- What to work on:
The response must be a precise copy of the records that follow.

- Data shown:
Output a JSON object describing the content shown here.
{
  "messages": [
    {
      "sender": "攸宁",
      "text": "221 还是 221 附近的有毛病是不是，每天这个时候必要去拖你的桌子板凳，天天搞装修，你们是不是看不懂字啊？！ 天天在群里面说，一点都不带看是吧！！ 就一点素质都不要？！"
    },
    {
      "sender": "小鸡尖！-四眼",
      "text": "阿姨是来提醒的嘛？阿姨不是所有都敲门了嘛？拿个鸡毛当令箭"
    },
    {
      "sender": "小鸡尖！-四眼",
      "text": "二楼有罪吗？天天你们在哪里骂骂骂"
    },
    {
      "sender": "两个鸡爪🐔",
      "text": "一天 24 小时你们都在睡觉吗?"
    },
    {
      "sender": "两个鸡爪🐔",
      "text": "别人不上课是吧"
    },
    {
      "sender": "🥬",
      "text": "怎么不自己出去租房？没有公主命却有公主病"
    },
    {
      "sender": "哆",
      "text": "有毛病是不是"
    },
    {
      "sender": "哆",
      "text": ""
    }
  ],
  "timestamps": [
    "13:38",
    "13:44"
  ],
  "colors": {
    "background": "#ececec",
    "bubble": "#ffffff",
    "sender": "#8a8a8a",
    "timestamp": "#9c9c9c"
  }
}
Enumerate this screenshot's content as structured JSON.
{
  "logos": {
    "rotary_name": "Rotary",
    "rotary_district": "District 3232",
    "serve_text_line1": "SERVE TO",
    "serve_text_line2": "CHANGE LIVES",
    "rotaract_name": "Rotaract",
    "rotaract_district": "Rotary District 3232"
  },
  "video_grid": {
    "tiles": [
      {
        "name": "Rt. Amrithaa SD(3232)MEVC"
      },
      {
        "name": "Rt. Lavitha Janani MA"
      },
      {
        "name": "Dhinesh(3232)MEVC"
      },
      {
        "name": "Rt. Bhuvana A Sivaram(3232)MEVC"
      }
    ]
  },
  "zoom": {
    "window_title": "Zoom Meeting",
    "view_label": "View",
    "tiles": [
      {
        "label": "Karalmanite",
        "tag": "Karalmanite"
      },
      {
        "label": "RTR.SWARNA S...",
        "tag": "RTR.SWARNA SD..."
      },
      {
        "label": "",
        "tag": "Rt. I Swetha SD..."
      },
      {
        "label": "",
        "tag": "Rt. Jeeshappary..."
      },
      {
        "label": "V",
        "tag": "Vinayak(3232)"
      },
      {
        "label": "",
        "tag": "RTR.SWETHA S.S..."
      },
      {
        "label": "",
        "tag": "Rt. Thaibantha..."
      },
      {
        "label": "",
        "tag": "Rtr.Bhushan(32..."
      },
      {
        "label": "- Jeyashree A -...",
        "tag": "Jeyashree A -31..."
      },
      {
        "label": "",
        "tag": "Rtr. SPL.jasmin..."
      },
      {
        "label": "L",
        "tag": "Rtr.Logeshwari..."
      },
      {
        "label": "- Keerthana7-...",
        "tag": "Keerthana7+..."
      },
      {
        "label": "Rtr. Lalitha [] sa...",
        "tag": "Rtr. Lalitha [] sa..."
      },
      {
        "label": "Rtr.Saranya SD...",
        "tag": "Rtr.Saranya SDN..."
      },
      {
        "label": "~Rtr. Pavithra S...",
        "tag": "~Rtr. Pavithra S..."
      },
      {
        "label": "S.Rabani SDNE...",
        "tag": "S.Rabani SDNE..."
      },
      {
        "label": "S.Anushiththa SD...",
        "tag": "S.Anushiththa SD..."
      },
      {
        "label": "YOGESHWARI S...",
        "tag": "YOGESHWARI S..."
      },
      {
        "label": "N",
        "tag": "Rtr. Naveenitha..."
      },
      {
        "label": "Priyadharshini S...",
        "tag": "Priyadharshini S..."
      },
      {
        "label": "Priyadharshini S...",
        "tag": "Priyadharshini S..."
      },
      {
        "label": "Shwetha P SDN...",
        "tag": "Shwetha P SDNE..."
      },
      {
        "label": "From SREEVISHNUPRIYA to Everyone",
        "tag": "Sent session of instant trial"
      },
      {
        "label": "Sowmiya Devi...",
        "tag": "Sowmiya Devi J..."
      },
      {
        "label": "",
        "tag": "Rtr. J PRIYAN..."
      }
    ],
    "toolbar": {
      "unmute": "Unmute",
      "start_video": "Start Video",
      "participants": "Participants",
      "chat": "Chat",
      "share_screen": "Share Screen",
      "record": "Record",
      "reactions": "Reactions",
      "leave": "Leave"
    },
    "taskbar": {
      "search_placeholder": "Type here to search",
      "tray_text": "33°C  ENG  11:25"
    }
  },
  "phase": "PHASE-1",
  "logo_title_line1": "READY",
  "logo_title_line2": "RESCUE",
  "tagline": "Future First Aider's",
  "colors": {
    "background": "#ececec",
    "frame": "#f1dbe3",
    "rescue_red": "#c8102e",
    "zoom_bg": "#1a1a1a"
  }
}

- Exercise solution:
Output a JSON object describing the content shown here.
{
  "messages": [
    {
      "sender": "攸宁",
      "text": "221 还是 221 附近的有毛病是不是，每天这个时候必要去拖你的桌子板凳，天天搞装修，你们是不是看不懂字啊？！ 天天在群里面说，一点都不带看是吧！！ 就一点素质都不要？！"
    },
    {
      "sender": "小鸡尖！-四眼",
      "text": "阿姨是来提醒的嘛？阿姨不是所有都敲门了嘛？拿个鸡毛当令箭"
    },
    {
      "sender": "小鸡尖！-四眼",
      "text": "二楼有罪吗？天天你们在哪里骂骂骂"
    },
    {
      "sender": "两个鸡爪🐔",
      "text": "一天 24 小时你们都在睡觉吗?"
    },
    {
      "sender": "两个鸡爪🐔",
      "text": "别人不上课是吧"
    },
    {
      "sender": "🥬",
      "text": "怎么不自己出去租房？没有公主命却有公主病"
    },
    {
      "sender": "哆",
      "text": "有毛病是不是"
    },
    {
      "sender": "哆",
      "text": ""
    }
  ],
  "timestamps": [
    "13:38",
    "13:44"
  ],
  "colors": {
    "background": "#ececec",
    "bubble": "#ffffff",
    "sender": "#8a8a8a",
    "timestamp": "#9c9c9c"
  }
}
Enumerate this screenshot's content as structured JSON.
{
  "logos": {
    "rotary_name": "Rotary",
    "rotary_district": "District 3232",
    "serve_text_line1": "SERVE TO",
    "serve_text_line2": "CHANGE LIVES",
    "rotaract_name": "Rotaract",
    "rotaract_district": "Rotary District 3232"
  },
  "video_grid": {
    "tiles": [
      {
        "name": "Rt. Amrithaa SD(3232)MEVC"
      },
      {
        "name": "Rt. Lavitha Janani MA"
      },
      {
        "name": "Dhinesh(3232)MEVC"
      },
      {
        "name": "Rt. Bhuvana A Sivaram(3232)MEVC"
      }
    ]
  },
  "zoom": {
    "window_title": "Zoom Meeting",
    "view_label": "View",
    "tiles": [
      {
        "label": "Karalmanite",
        "tag": "Karalmanite"
      },
      {
        "label": "RTR.SWARNA S...",
        "tag": "RTR.SWARNA SD..."
      },
      {
        "label": "",
        "tag": "Rt. I Swetha SD..."
      },
      {
        "label": "",
        "tag": "Rt. Jeeshappary..."
      },
      {
        "label": "V",
        "tag": "Vinayak(3232)"
      },
      {
        "label": "",
        "tag": "RTR.SWETHA S.S..."
      },
      {
        "label": "",
        "tag": "Rt. Thaibantha..."
      },
      {
        "label": "",
        "tag": "Rtr.Bhushan(32..."
      },
      {
        "label": "- Jeyashree A -...",
        "tag": "Jeyashree A -31..."
      },
      {
        "label": "",
        "tag": "Rtr. SPL.jasmin..."
      },
      {
        "label": "L",
        "tag": "Rtr.Logeshwari..."
      },
      {
        "label": "- Keerthana7-...",
        "tag": "Keerthana7+..."
      },
      {
        "label": "Rtr. Lalitha [] sa...",
        "tag": "Rtr. Lalitha [] sa..."
      },
      {
        "label": "Rtr.Saranya SD...",
        "tag": "Rtr.Saranya SDN..."
      },
      {
        "label": "~Rtr. Pavithra S...",
        "tag": "~Rtr. Pavithra S..."
      },
      {
        "label": "S.Rabani SDNE...",
        "tag": "S.Rabani SDNE..."
      },
      {
        "label": "S.Anushiththa SD...",
        "tag": "S.Anushiththa SD..."
      },
      {
        "label": "YOGESHWARI S...",
        "tag": "YOGESHWARI S..."
      },
      {
        "label": "N",
        "tag": "Rtr. Naveenitha..."
      },
      {
        "label": "Priyadharshini S...",
        "tag": "Priyadharshini S..."
      },
      {
        "label": "Priyadharshini S...",
        "tag": "Priyadharshini S..."
      },
      {
        "label": "Shwetha P SDN...",
        "tag": "Shwetha P SDNE..."
      },
      {
        "label": "From SREEVISHNUPRIYA to Everyone",
        "tag": "Sent session of instant trial"
      },
      {
        "label": "Sowmiya Devi...",
        "tag": "Sowmiya Devi J..."
      },
      {
        "label": "",
        "tag": "Rtr. J PRIYAN..."
      }
    ],
    "toolbar": {
      "unmute": "Unmute",
      "start_video": "Start Video",
      "participants": "Participants",
      "chat": "Chat",
      "share_screen": "Share Screen",
      "record": "Record",
      "reactions": "Reactions",
      "leave": "Leave"
    },
    "taskbar": {
      "search_placeholder": "Type here to search",
      "tray_text": "33°C  ENG  11:25"
    }
  },
  "phase": "PHASE-1",
  "logo_title_line1": "READY",
  "logo_title_line2": "RESCUE",
  "tagline": "Future First Aider's",
  "colors": {
    "background": "#ececec",
    "frame": "#f1dbe3",
    "rescue_red": "#c8102e",
    "zoom_bg": "#1a1a1a"
  }
}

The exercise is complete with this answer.